Linux in the news
All in one big page
See also: last week's Development page.
JavaSteve Byrne dropped us a note about Sun's decision to license access to the 1.2 source base for the Linux Java porting team. As Steve comments, This puts the Linux porting team on an equal footing with all of the other commerical source licensees of the JDK, in terms of being able to validate and certify that the Linux port is 100% Java Compatible. This is an important step towards making Linux one of the platforms of choice for those companies that wish to use Java in their software development.
Steve's note also mentions how well the 1.2 port is coming along. With a couple of exceptions (audio, color matching), the system is working. JDK 1.2 looks to be a major turning point for Java on Linux and perhaps one for Java in general.
The question was asked on the java-linux mailing list whether or not a port of the JDK to the StrongARM architecture was planned. The response was that none of the Java porting team members have that hardware platform. If they did, a port would likely happen...
The latest edition of the JDC Newslettter is out. It covers the release of new products, a new on-line tutorial from MageLang Institute and various other tidbits.
PythonThis week's Python-URL! has great references to various postings of interest to the Python community. Check it out! They've done a very detailed job of sifting through the python-related posts. (If you want to continue seeing these, we recommend you subscribe to their list).
The first issue of the Python Journal is out. Here is the announcement. Evelyn Mitchell reports that it features an interview by Paul Everitt with Infoseek, a report on XML by Andrew Kuchling, and a article on Python as a rapid prototyping language by Sean Reifschneider.
An informal Python tutorial is being held in Toronto. Contact William Park if you are interested.
Tcl/tktkWorld-1.0 Beta 3 is out. The announcement mentions that shell and working directory management is new to this release.
For those of you that haven't found the TCL-URL e-mail newsletter, you can check out the archives easily, and then see if you'd like to sign up.
October 29, 1998
The Lyx project needs help. According to this note we got from one of the developers, they lost their repository machine and all of its contents. They're looking for a new machine, or, failing that, somebody willing to host the repository. Have a look and contact them if you can help.
With the demise of Crack Dot Com, the company has chosen to release the data and source code for it's upcoming title "Golgotha" into the public domain. This is a really appreciated effort on their part, choosing to release their work to the world rather than let it moulder unused. It is obviously generating quite a bit of interest, since mirror sites, an FAQ, information on the script for Golgotha, and now precompiled binaries have popped up. If you are interested in more information, updates on Golgotha are available.
Nicholas Lee (Li Peng Ming) also pointed out that a mailing list (currently in initial post frenzy) has been setup and plans do seem to be shaping towards completing Golgotha in its entirety.

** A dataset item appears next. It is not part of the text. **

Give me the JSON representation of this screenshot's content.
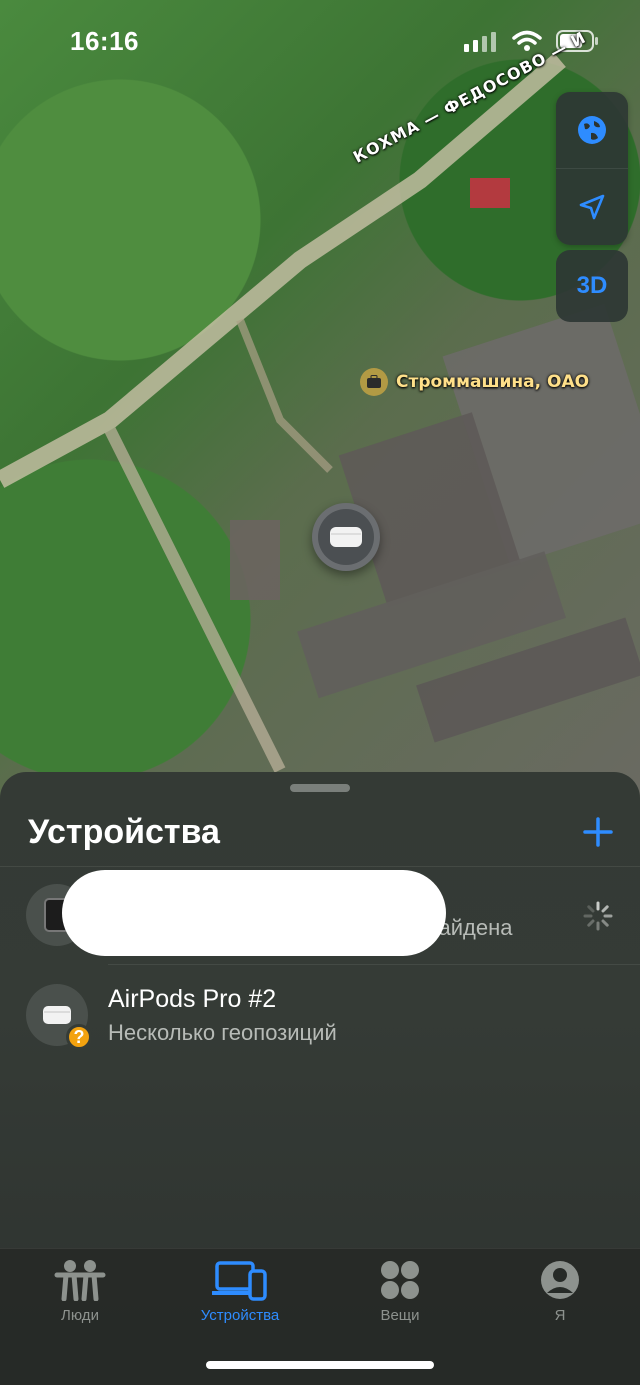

We hear that linuxconf 1.13r3 will be coming with bind 8 support. Maybe that will encourage adoption of bind 8 into the standard distributions ...
Meanwhile, on the alternative front, coas 0.13 has been released. It is primarily a maintenance release and was apparently delayed due to Caldera's effort to get 1.3 out the door. It now supports autoconf configure scripts, compiles with egcs and has initial support for SGML.
LSBAdam Glass posted a note regarding a recent talk on the LSB given by Stuart Anderson, Chairman of the Linux Standard Base Written Specification Subcommittee to the FLUX (Florida Linux User Xchange.) A transcript of the talk is available.
MozillaThe Mozilla Roadmap is now available. It contains "historical notes and sightseeing tips", "records design decisions and their rationales" and (hopefully) "reflects unforeseen terrain and unexpected inventions as they emerge."
Oliver White expressed optimism that the Jazilla group will have an actual full working browser within a few months. We look forward to a full report on their progress in the near future.
WINEAs was reported in Liz's diary from the Atlanta Linux Showcase, Dr. Cowpland, President and CEO for Corel Corporation, mentioned in his keynote that Corel is now actively supporting the WINE project and he is confident that WINE will run any Microsoft application by the end of the year. This is a more optimistic statement than we have heard confirmed on the WINE mailing lists, but it is certainly a strong statement of confidence in the project. We look forward to seeing if the end of the year will finally bring a WINE 1.0 release ...